The EU Chief Observer Michael Meadowcroft, who has come under fire from the Zambian government for his public criticism of the process, says, for example, that Kamfinsa constituency on the Copperbelt recorded 13, 000 votes in the presidential and only 4,000 in the parliamentary elections. Voters generally cast ballots for presidential, parliamentary and local government candidates. Meadowcroft describes the anomalies as "strange", adding that "if that kind of error can be made what else is there?"
The ECZ officials have offered no counter explanation to these allegations; senior officials were unavailable 24 hours after the inauguration to give the results for 13 of the 150 parliamentary constituencies still unannounced.
An impressive 70 percent of the 2.6 million registered voters turned up for the polls but the country of 11 million people has been left examining the efficacy of the "Simple Majority System" under a First-Past-The-Post model which allows for the election of a president with a minority vote.
The MMD sponsored legislation in 1996, amending the requirement for presidential candidates to be elected by "Absolute Majority", claiming at least 51 percent of the votes cast to be duly elected.
Ostensibly, analysts say, the move was to ensure that a possible strong challenge from former president Kenneth Kaunda and his United National Independence Party (UNIP) did not compromise an outright MMD victory.
The Simple Majority System has flaws: not only does it encourage the proliferation of presidential candidates, it yields, quite often, a president elected by a minority which then attracts charges of illegitimacy. This time round, Zambia is no exception.
By inauguration day, Mwanawasa had been elected by 28.7 percent of the voters while slightly over 71 percent chose from one of the 10 opposition candidates. Neutrals are blaming opposition parties for fragmenting ahead of the poll, allowing the ruling party to stage a come-back despite economic grievances expressed by a large number of the population.
In the end, the system, the contradictory arithmetic and the conduct of the poll rank highly in creating conditions for post-election chaos. FODEP is recommending the restoration of the Absolute Majority system which Zambia had used since independence from Britain in 1964.
"The presidency is a very serious position and anyone elected to it must enjoy mandate from a reasonably high number of voters. A situation where a President is elected by about 30 percent, as the case was during the last elections, does not give credibility to the office of the Republican Presidency", said Chanda.
The organization strongly criticized the use of the Office of the President in elections, saying the move was highly suspicious. It joined International and SADC Parliamentary Forum observers in criticizing the conduct of the public media which they all said favoured the MMD.
As though the disquiet with the mechanics of the whole process were not enough, nobody is really considering the seemingly failed attempt at gender balancing Zambia's parliament.
The Women's Lobby Group supported more than 200 female candidates to contest elections on various party tickets. By the last count only 11 had squeaked through. That is well below the 16 who made it to the last parliament. However, women could still pressurize the new president to reserve all eight nominated seats in the National Assembly, for them.

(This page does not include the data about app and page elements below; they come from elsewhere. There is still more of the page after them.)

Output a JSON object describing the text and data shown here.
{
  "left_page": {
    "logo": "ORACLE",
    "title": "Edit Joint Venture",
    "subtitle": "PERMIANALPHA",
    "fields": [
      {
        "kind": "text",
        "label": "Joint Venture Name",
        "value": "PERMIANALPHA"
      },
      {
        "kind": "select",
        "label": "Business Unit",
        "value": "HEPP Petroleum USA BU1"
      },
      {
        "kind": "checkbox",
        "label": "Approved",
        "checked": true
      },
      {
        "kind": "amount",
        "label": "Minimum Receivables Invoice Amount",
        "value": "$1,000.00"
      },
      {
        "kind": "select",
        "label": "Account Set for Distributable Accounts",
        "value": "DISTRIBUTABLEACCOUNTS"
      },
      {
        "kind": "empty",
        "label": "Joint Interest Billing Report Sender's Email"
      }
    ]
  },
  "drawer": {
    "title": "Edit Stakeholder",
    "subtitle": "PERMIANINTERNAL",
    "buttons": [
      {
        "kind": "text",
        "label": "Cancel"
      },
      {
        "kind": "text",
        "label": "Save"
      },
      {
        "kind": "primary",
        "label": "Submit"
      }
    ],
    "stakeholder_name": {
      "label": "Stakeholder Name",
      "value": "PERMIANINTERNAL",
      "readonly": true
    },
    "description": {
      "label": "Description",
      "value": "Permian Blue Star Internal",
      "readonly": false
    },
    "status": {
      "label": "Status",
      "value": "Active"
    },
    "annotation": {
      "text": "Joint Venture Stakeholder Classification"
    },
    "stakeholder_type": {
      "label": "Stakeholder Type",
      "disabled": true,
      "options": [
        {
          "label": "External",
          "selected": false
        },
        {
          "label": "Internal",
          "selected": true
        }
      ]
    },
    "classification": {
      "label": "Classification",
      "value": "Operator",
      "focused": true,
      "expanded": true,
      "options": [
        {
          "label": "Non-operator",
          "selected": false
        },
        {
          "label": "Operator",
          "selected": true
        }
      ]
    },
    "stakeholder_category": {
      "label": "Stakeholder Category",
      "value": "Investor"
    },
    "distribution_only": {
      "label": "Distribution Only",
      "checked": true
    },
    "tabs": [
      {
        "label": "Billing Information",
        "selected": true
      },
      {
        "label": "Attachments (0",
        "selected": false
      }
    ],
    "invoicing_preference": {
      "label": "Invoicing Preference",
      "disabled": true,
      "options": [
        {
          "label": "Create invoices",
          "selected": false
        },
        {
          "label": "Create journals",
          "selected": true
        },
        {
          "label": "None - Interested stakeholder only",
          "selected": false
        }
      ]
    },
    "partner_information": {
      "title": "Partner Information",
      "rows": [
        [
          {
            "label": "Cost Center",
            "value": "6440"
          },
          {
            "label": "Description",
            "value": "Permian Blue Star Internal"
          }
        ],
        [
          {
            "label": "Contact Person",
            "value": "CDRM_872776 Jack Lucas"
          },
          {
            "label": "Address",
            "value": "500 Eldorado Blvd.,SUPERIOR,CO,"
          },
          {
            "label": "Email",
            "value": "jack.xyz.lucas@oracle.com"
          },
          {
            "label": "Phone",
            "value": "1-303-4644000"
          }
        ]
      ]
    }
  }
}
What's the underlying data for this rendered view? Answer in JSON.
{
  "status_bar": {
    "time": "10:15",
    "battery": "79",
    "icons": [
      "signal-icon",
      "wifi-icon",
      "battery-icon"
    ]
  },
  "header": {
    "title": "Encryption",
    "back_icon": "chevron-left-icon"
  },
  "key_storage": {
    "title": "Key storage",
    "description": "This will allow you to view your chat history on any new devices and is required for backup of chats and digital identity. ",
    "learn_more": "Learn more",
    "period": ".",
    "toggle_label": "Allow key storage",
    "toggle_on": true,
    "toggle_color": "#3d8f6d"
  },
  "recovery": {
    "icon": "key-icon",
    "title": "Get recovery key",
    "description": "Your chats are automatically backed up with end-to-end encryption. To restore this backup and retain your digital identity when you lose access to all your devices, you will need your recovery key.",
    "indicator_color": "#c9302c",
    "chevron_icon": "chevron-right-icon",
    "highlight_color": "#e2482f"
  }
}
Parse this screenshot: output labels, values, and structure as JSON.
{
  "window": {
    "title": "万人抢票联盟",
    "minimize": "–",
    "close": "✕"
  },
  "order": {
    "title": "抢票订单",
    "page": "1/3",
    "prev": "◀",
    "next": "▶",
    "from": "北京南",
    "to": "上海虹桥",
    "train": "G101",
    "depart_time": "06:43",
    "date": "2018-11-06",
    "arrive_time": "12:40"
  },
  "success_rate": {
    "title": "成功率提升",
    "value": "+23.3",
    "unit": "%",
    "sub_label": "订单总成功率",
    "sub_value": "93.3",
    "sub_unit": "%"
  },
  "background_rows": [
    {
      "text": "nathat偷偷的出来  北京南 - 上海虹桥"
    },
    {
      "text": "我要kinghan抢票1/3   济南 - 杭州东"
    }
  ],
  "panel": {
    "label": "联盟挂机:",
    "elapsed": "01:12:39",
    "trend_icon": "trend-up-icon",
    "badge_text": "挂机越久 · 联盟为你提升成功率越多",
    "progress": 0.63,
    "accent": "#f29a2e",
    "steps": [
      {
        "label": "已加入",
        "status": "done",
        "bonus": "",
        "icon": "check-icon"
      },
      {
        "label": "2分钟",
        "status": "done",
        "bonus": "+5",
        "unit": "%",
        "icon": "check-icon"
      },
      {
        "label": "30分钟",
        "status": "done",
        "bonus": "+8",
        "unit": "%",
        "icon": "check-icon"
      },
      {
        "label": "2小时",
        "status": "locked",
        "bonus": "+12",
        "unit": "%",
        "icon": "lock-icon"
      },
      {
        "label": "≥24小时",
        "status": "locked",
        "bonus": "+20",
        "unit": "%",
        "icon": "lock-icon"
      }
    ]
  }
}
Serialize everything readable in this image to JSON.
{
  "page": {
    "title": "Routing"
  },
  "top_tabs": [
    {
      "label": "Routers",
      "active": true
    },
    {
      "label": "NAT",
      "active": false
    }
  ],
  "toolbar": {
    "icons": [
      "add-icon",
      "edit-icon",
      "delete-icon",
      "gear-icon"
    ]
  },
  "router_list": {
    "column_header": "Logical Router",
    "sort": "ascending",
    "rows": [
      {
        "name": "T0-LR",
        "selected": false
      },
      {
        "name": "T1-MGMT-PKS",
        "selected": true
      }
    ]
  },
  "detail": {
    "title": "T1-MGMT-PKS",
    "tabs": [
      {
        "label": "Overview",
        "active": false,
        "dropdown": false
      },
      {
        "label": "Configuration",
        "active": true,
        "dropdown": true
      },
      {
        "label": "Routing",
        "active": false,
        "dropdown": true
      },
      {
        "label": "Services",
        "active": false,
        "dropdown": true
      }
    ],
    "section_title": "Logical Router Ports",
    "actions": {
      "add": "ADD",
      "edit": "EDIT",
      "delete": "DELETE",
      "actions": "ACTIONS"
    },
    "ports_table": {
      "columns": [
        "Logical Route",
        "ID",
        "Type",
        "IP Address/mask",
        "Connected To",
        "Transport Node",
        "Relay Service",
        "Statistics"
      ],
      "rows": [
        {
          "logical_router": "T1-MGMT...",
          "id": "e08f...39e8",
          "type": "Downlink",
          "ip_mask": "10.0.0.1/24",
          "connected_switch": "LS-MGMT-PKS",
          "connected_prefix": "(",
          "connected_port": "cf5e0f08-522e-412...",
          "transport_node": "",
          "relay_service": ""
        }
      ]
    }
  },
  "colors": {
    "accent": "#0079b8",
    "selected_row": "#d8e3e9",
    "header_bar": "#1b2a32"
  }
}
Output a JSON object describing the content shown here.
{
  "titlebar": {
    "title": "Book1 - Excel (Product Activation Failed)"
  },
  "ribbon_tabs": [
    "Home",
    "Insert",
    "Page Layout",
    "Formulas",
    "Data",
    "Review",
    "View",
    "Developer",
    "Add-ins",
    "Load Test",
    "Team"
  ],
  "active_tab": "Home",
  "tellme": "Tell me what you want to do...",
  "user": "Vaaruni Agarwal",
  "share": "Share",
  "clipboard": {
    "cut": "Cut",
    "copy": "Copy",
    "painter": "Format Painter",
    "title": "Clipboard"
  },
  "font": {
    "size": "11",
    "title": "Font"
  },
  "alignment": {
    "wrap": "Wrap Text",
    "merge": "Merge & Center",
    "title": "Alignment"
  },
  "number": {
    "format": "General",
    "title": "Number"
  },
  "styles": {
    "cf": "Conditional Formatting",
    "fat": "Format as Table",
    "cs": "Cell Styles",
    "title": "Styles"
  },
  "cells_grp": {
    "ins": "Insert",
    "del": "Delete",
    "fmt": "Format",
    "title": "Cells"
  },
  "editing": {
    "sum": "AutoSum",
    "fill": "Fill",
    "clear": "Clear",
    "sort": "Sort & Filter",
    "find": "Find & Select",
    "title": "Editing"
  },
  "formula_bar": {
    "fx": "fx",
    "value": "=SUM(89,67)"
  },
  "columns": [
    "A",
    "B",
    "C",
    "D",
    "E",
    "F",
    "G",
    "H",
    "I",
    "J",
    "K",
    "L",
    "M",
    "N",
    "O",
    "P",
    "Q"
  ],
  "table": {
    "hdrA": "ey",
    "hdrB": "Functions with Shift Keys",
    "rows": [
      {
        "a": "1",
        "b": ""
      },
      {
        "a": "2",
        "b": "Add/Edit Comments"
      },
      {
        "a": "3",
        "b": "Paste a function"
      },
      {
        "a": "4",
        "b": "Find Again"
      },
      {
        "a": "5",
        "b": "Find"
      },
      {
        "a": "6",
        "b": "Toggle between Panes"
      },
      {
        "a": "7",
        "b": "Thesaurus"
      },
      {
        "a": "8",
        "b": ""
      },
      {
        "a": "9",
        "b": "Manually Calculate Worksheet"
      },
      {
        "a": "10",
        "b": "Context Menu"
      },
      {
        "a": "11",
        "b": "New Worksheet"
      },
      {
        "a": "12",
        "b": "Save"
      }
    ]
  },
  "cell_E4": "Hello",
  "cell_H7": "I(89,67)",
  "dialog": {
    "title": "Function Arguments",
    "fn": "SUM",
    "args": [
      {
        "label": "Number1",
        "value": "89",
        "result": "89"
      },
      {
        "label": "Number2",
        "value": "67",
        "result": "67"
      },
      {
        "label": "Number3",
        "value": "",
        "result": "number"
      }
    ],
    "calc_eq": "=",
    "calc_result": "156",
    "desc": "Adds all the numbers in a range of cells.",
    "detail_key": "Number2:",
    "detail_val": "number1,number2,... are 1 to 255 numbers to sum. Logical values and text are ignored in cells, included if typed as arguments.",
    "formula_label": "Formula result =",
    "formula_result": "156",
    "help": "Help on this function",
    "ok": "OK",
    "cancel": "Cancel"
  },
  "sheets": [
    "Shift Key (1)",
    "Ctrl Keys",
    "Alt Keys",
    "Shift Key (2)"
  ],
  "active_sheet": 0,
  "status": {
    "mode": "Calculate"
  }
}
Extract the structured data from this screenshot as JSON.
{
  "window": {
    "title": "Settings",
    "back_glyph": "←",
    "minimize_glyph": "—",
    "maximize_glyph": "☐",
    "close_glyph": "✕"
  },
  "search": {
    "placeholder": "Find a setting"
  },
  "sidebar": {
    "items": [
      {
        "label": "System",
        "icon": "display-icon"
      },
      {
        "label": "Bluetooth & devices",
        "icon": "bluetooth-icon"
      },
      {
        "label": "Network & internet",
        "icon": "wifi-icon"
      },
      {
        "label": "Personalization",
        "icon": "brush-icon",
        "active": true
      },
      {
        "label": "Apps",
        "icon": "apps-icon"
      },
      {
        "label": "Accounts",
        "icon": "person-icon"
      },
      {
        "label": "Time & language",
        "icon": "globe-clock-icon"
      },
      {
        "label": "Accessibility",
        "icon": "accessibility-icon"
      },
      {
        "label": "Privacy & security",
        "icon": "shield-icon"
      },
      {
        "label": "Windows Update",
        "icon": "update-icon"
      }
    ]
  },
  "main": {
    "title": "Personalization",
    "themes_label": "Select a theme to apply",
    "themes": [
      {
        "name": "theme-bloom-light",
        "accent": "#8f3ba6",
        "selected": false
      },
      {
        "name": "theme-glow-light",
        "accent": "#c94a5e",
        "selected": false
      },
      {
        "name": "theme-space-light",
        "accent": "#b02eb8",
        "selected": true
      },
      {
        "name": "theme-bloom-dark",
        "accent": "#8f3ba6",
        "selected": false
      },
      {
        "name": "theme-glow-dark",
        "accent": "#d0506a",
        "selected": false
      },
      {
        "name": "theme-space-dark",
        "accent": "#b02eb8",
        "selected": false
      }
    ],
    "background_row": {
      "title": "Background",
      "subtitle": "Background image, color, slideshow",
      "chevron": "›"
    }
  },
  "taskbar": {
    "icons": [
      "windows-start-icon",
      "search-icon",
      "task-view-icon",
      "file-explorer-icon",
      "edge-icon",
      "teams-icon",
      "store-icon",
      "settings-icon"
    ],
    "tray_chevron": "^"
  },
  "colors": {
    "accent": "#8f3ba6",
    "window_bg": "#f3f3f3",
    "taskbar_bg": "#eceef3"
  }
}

At presidential level, the two women who ran for the country's highest office, Gwendoline Konie of the Social Democratic Party(SDP) and Dr Inonge Mbikusita-Lewanika, failed dismally. Neither of them are part of the campaign to de-campaign the new government of Zambia.(SARDC).
This article can be reproduced with credit to SARDC and the author
Mail Editorial for comments and queries.